Wherever we head in the future, he will be remembered for what he did with personal computing, Pixar and his inimitable style.
RIP and thoughts to his family who have lost so much more than we have.
October 5, 2011
This is a great new DVD made by the New Zealand Veterinary Association. It will be screening on television soon here too. It shows a potential student working alongside qualified vets for two days to see what the work involves.
If you know of anyone interested in studying to be a vet, might be something to show them.
The NZVA have a public site where more information can be found for schools or people interested in studying as a vet nurse or rural technician too- just look on the side bar at this web site...
October 4, 2011
Another site worth visiting is Ross Beckers Central City Picasa Album where a detailed seres of photos are beng taken of the deconstruction process for the National Library of New Zealand. The links for the website, and also Twitter and Facebook, are all at: http://cera.govt.nz/ross-becker-photos
Although the pictures show us clearly the losses, and remember, we are still banned from the inner city area so cannot see any of this ourselves yet, I am also finding it useful to see what is left! It is offering us all a chance to ask questions, even request photos of specific streets and buildings to be taken. A great job with I think 2 million viewers already from all over the world.
Christchurch is the second largest city in New Zealand. According to a local software developer who Tweets from the city, this might put the loss into perspective - based on population comparisons, he posted the following figues.
I was driving around the CBD Red Zone cordon this morning. It’s a sorry sight. I thought I’d try and put what’s happening here in Christchurch in the context of other countries.
For those in the USA, imagine if the downtown areas of all these cities combined was evacuated and locked down this second, with no warning:
Now imagine that 2 out of every 3 buildings in the downtown area of these cities were in the process of being demolished. Now imagine that this will take a year, and in that time, no one is allowed into the area.
You can go to the link to see a similar comparison for Germany.
It is wet and cold today - heavy rain..... A dawn start for my partner so up early myself.

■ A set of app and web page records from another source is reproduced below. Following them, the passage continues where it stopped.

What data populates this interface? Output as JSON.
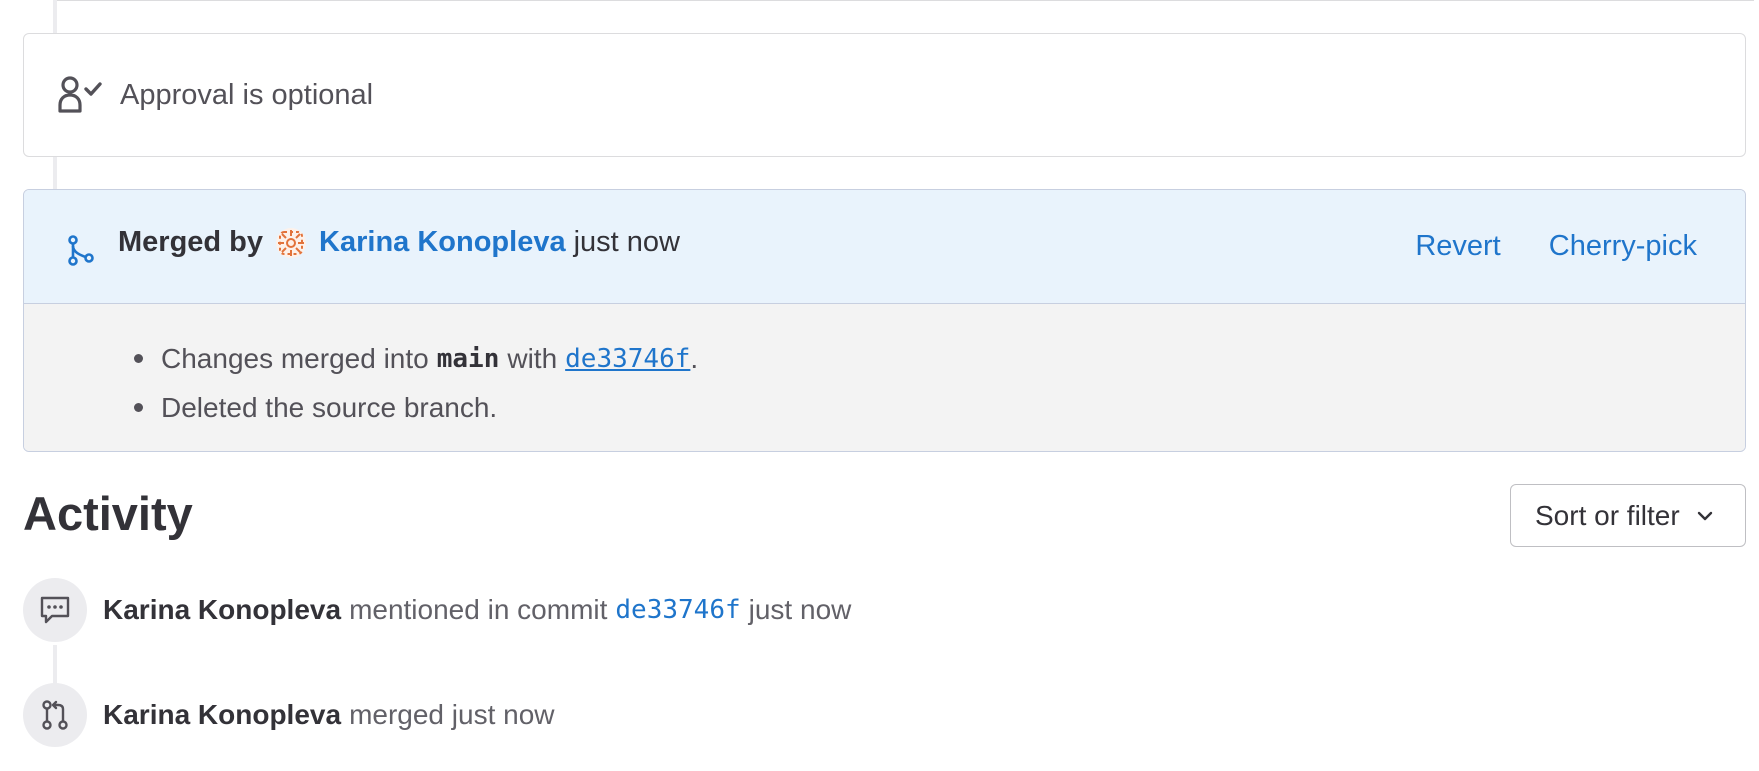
{
  "approval": {
    "icon": "approval-check-icon",
    "text": "Approval is optional"
  },
  "merged": {
    "icon": "merge-icon",
    "label": "Merged by",
    "avatar": "user-avatar",
    "user": "Karina Konopleva",
    "time": "just now",
    "actions": {
      "revert": "Revert",
      "cherry_pick": "Cherry-pick"
    },
    "details": {
      "line1_prefix": "Changes merged into",
      "branch": "main",
      "line1_with": "with",
      "commit_sha": "de33746f",
      "line1_suffix": ".",
      "line2": "Deleted the source branch."
    }
  },
  "activity": {
    "title": "Activity",
    "sort_filter_label": "Sort or filter",
    "items": [
      {
        "icon": "comment-icon",
        "user": "Karina Konopleva",
        "text": "mentioned in commit",
        "sha": "de33746f",
        "time": "just now"
      },
      {
        "icon": "merge-request-icon",
        "user": "Karina Konopleva",
        "text": "merged just now"
      }
    ]
  },
  "colors": {
    "link": "#1f75cb",
    "merged_header_bg": "#e9f3fc",
    "merged_body_bg": "#f3f3f3",
    "avatar_accent": "#e2733b"
  }
}
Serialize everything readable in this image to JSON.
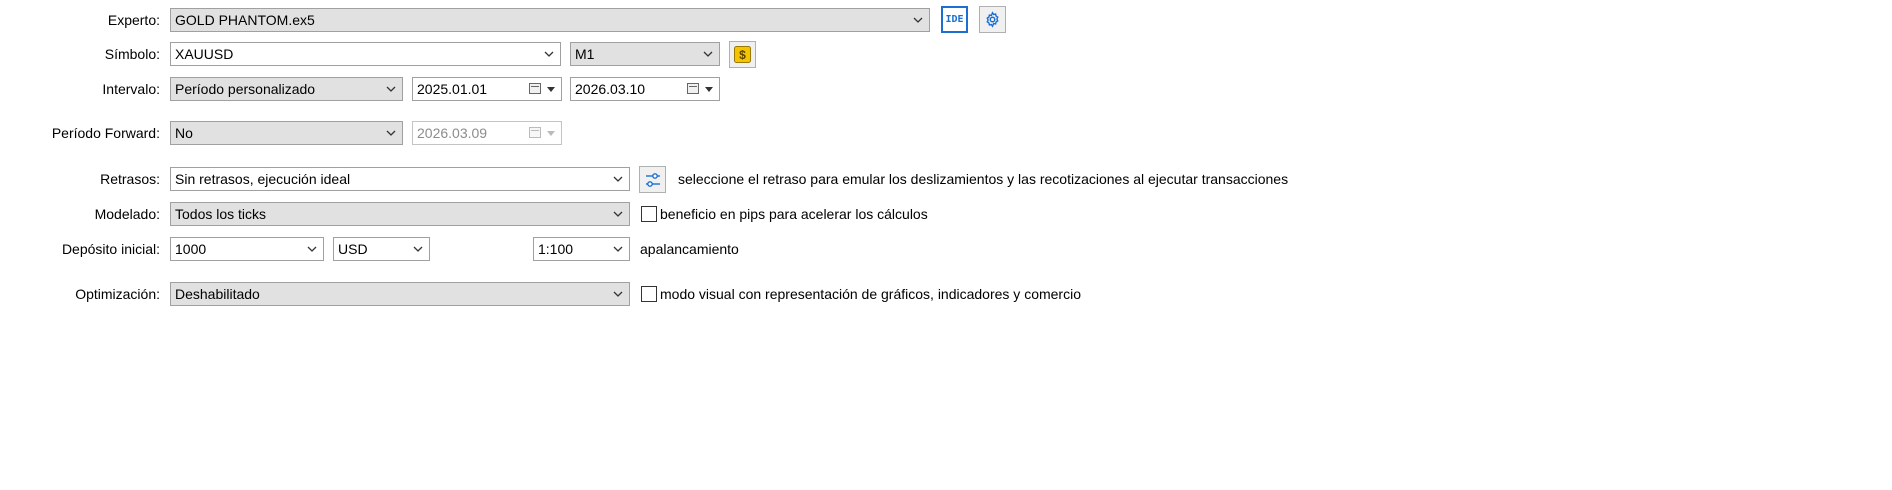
{
  "experto": {
    "label": "Experto:",
    "value": "GOLD PHANTOM.ex5",
    "ide_label": "IDE",
    "settings_icon": "gear-icon"
  },
  "simbolo": {
    "label": "Símbolo:",
    "value": "XAUUSD",
    "timeframe": "M1",
    "symbol_icon": "dollar-icon"
  },
  "intervalo": {
    "label": "Intervalo:",
    "value": "Período personalizado",
    "from": "2025.01.01",
    "to": "2026.03.10"
  },
  "forward": {
    "label": "Período Forward:",
    "value": "No",
    "date": "2026.03.09"
  },
  "retrasos": {
    "label": "Retrasos:",
    "value": "Sin retrasos, ejecución ideal",
    "settings_icon": "sliders-icon",
    "hint": "seleccione el retraso para emular los deslizamientos y las recotizaciones al ejecutar transacciones"
  },
  "modelado": {
    "label": "Modelado:",
    "value": "Todos los ticks",
    "checkbox_label": "beneficio en pips para acelerar los cálculos",
    "checked": false
  },
  "deposito": {
    "label": "Depósito inicial:",
    "value": "1000",
    "currency": "USD",
    "leverage": "1:100",
    "leverage_label": "apalancamiento"
  },
  "optimizacion": {
    "label": "Optimización:",
    "value": "Deshabilitado",
    "checkbox_label": "modo visual con representación de gráficos, indicadores y comercio",
    "checked": false
  }
}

I have been busy with finishing term for some students, finishing a full programme for others, union issues, Jaz's progress and surgery - you can read that all on Mark's blog - http://markdadtreacy.blogspot.com/.
Last week it was Poppy's first birthday.... she has new toys and a collar and lead, red of course... Amazingly, she never outgrew the first puppy collar.

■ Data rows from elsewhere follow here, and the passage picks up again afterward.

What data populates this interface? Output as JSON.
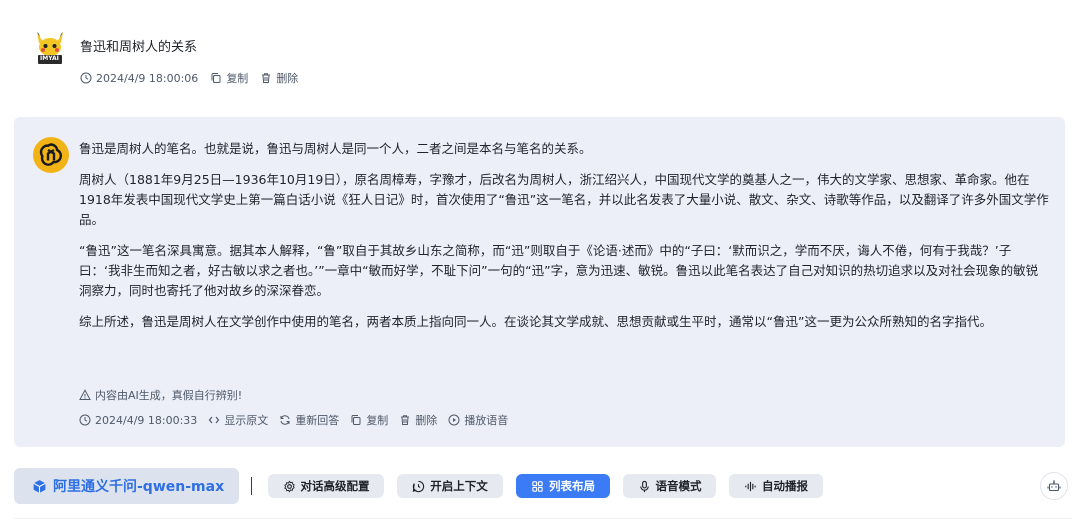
{
  "user_message": {
    "title": "鲁迅和周树人的关系",
    "avatar_label": "IMYAI",
    "timestamp": "2024/4/9 18:00:06",
    "copy_label": "复制",
    "delete_label": "删除"
  },
  "ai_message": {
    "paragraphs": [
      "鲁迅是周树人的笔名。也就是说，鲁迅与周树人是同一个人，二者之间是本名与笔名的关系。",
      "周树人（1881年9月25日—1936年10月19日），原名周樟寿，字豫才，后改名为周树人，浙江绍兴人，中国现代文学的奠基人之一，伟大的文学家、思想家、革命家。他在1918年发表中国现代文学史上第一篇白话小说《狂人日记》时，首次使用了“鲁迅”这一笔名，并以此名发表了大量小说、散文、杂文、诗歌等作品，以及翻译了许多外国文学作品。",
      "“鲁迅”这一笔名深具寓意。据其本人解释，“鲁”取自于其故乡山东之简称，而“迅”则取自于《论语·述而》中的“子曰：‘默而识之，学而不厌，诲人不倦，何有于我哉？’子曰：‘我非生而知之者，好古敏以求之者也。’”一章中“敏而好学，不耻下问”一句的“迅”字，意为迅速、敏锐。鲁迅以此笔名表达了自己对知识的热切追求以及对社会现象的敏锐洞察力，同时也寄托了他对故乡的深深眷恋。",
      "综上所述，鲁迅是周树人在文学创作中使用的笔名，两者本质上指向同一人。在谈论其文学成就、思想贡献或生平时，通常以“鲁迅”这一更为公众所熟知的名字指代。"
    ],
    "notice": "内容由AI生成，真假自行辨别!",
    "timestamp": "2024/4/9 18:00:33",
    "show_source_label": "显示原文",
    "regenerate_label": "重新回答",
    "copy_label": "复制",
    "delete_label": "删除",
    "play_label": "播放语音"
  },
  "toolbar": {
    "model_label": "阿里通义千问-qwen-max",
    "advanced_label": "对话高级配置",
    "context_label": "开启上下文",
    "list_layout_label": "列表布局",
    "voice_mode_label": "语音模式",
    "auto_play_label": "自动播报"
  },
  "colors": {
    "accent": "#3b7bf6",
    "model_text": "#2f6fe4",
    "card_bg": "#eceff7"
  }
}
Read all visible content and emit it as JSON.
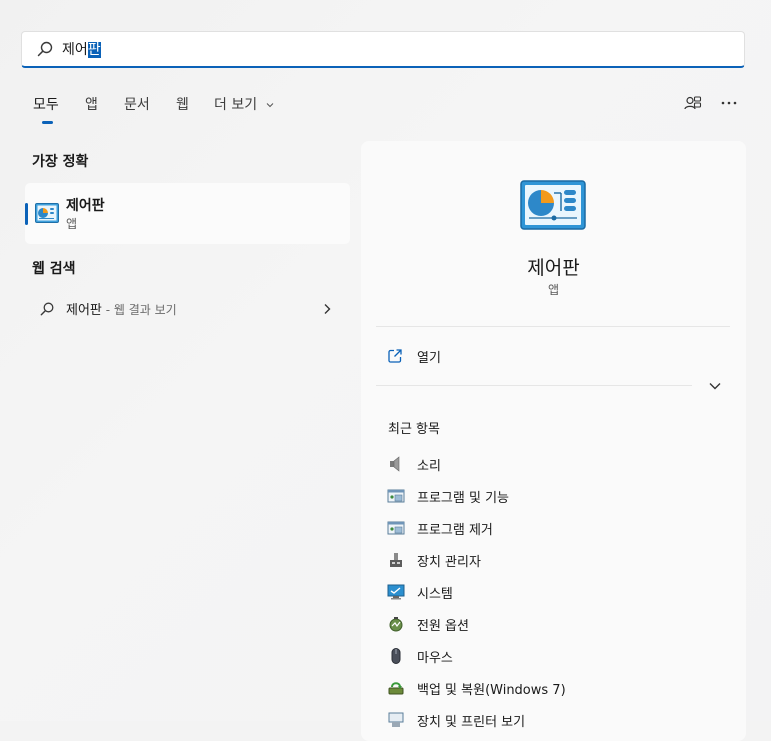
{
  "search": {
    "typed": "제어",
    "selected": "판"
  },
  "tabs": [
    {
      "label": "모두",
      "active": true
    },
    {
      "label": "앱"
    },
    {
      "label": "문서"
    },
    {
      "label": "웹"
    },
    {
      "label": "더 보기"
    }
  ],
  "top_icons": [
    "account-switch-icon",
    "more-options-icon"
  ],
  "best_match": {
    "title": "가장 정확",
    "name": "제어판",
    "kind": "앱",
    "icon": "control-panel-icon"
  },
  "web_search": {
    "title": "웹 검색",
    "query": "제어판",
    "suffix": " - 웹 결과 보기"
  },
  "detail": {
    "name": "제어판",
    "kind": "앱",
    "open_label": "열기",
    "recent_title": "최근 항목",
    "recent_items": [
      {
        "label": "소리",
        "icon": "speaker-icon"
      },
      {
        "label": "프로그램 및 기능",
        "icon": "programs-icon"
      },
      {
        "label": "프로그램 제거",
        "icon": "uninstall-icon"
      },
      {
        "label": "장치 관리자",
        "icon": "device-manager-icon"
      },
      {
        "label": "시스템",
        "icon": "system-icon"
      },
      {
        "label": "전원 옵션",
        "icon": "power-options-icon"
      },
      {
        "label": "마우스",
        "icon": "mouse-icon"
      },
      {
        "label": "백업 및 복원(Windows 7)",
        "icon": "backup-icon"
      },
      {
        "label": "장치 및 프린터 보기",
        "icon": "devices-printers-icon"
      }
    ]
  },
  "colors": {
    "accent": "#0b62b8",
    "background": "#f3f3f3",
    "panel": "#fafafa"
  }
}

This week is also the anniversary of Saffy's death - as spring blossom and daffodils over the city lift our sprits, her gorgeous rose will soon bloom in her memory. Little did we know Poppy was already born, soon to enter our lives and cheer us all up again. :)
Lastly, I got told off by my physio for overdoing the exercycle yesterday ! My fault - lost track of time and did too much. I am just waiting for day surgery and an arthroscope to tidy up the torn cartilage and let me walk normally again. Expect it is too much to hope it will all happen over the two week break I have coming up!!!
October 2, 2011
Our thoughts are with Dan today - this is very sad news for him and as a local Canterbury player, means a lot to the Christchurch people that follow the Crusaders team.
Whatever this means for New Zealands next games, it is a sad blow to the country, and the All Blacks will be needing to dig deep to step into the void he leaves behind.
Meanwhile, get well soon Dan so you can return one day to play again.